Section 230 states that “No provider or user of an interactive computer service shall be treated as the publisher or speaker of any information provided by another information content provider.” This federal law preempts any state laws to the contrary: “[n]o cause of action may be brought and no liability may be imposed under any State or local law that is inconsistent with this section.” The courts have repeatedly rejected attempts to limit the reach of Section 230 to “traditional” ISPs, instead treating many diverse entities as “interactive computer service providers.”

Is Section 230 limited to defamation?

While Section 230 has primarily been used to protect ISP and “intermediaries” against defamation claims, Section 230 has also been used to protect the ISP or “intermediary” from claims of negligent misrepresentation, interference with business expectancy, breach of contract, intentional nuisance, violations of federal civil rights, as well as claims of emotional distress and other claims. However, Section 230 protection does not extend to federal criminal law, intellectual property law violations (e.g., infringement) and some electronic communications privacy law

How does Section 230 apply to bloggers?

Bloggers can be both a provider and a user of “interactive computer services”. Bloggers are users when they create and edit blogs through a service provider, and they are providers to the extent that they allow third parties to add comments or other material to their blogs.

A blogger’s comments, entries written by guest bloggers, tips sent by email, comments by a moderator and other third party information provided through an RSS feed would all likely be considered information provided by another content provider. Accordingly, a site hosting this information would likely not be held liable for defamatory statements contained in it. However, if the “intermediary” selected the third-party information, no court has ruled whether this information would be considered “provided” by another provider. One court has limited Section 230 immunity to situations in which the originator “furnished it to the provider or user under circumstances in which a reasonable person . . . would conclude that the information was provided for publication on the Internet. . . .”

Section 230 seems to cover information a blogger has selected from other blogs or elsewhere on the Internet, since the originator provided the information for publication to the world on the Internet.

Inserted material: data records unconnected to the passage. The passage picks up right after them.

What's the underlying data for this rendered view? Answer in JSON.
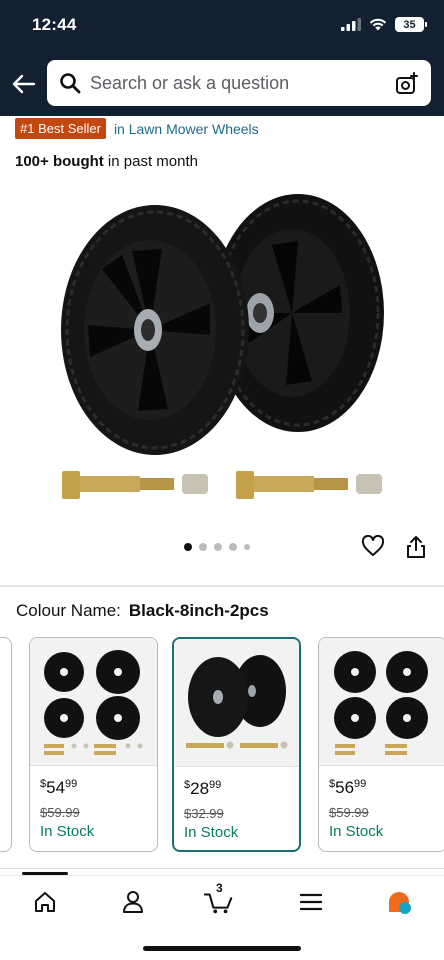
{
  "status_bar": {
    "time": "12:44",
    "battery": "35"
  },
  "search": {
    "placeholder": "Search or ask a question"
  },
  "badge": {
    "label": "#1 Best Seller",
    "category": "in Lawn Mower Wheels"
  },
  "social_proof": {
    "bold": "100+ bought",
    "rest": " in past month"
  },
  "carousel": {
    "dot_count": 5,
    "active_index": 0
  },
  "colour": {
    "label": "Colour Name:",
    "value": "Black-8inch-2pcs"
  },
  "swatches": [
    {
      "currency": "$",
      "price_whole": "54",
      "price_frac": "99",
      "was": "$59.99",
      "stock": "In Stock",
      "selected": false
    },
    {
      "currency": "$",
      "price_whole": "28",
      "price_frac": "99",
      "was": "$32.99",
      "stock": "In Stock",
      "selected": true
    },
    {
      "currency": "$",
      "price_whole": "56",
      "price_frac": "99",
      "was": "$59.99",
      "stock": "In Stock",
      "selected": false
    }
  ],
  "nav": {
    "cart_count": "3"
  },
  "colors": {
    "header": "#132030",
    "best_seller": "#c4470f",
    "link": "#1d6b8c",
    "in_stock": "#067d62",
    "selected_border": "#1b6e78"
  },
  "icons": [
    "back-arrow-icon",
    "search-icon",
    "camera-search-icon",
    "heart-icon",
    "share-icon",
    "home-icon",
    "account-icon",
    "cart-icon",
    "menu-icon",
    "rufus-icon"
  ]
}
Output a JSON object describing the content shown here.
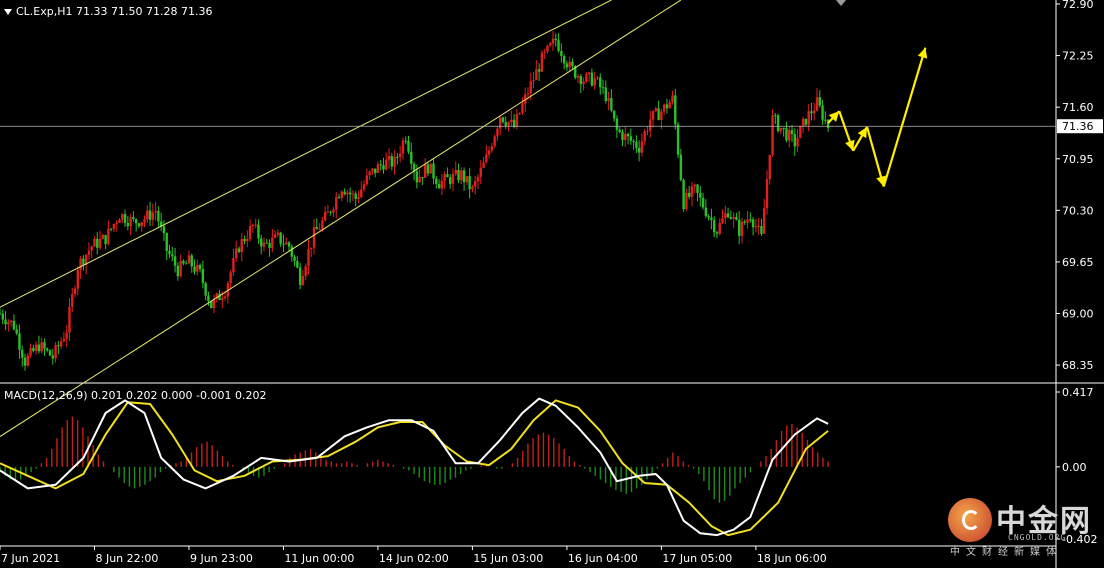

However, no court has ruled on this.

Does an ISP or “intermediary” lose Section 230 immunity if it edits the third party content?

Courts have held that Section 230 prevents the ISP from being held liable even if the ISP exercises the usual prerogative of publishers to edit the published material. And, ISPs may also delete entire posts. However, an ISP may still be held responsible for information provided in a commentary or through editing. For example, if the ISP edited the statement, “Bambi is not a criminal” to remove the word “not”, a court might find that the ISP has sufficiently contributed to the content to make it as its own. Similarly, if the ISP or “intermediary” include a hyperlink to content, but provide a defamatory comment describing the link, then the ISP or “intermediary” may not qualify for the immunity.

The courts have not clarified the line between acceptable editing and the point at which the ISP or “intermediary” becomes the “information content provider.” To the extent that edits or comment change the meaning of the information and the new meaning is defamatory, the ISP or the “intermediary” may lose the protection of Section 230.

Last Modified: December 5th, 2009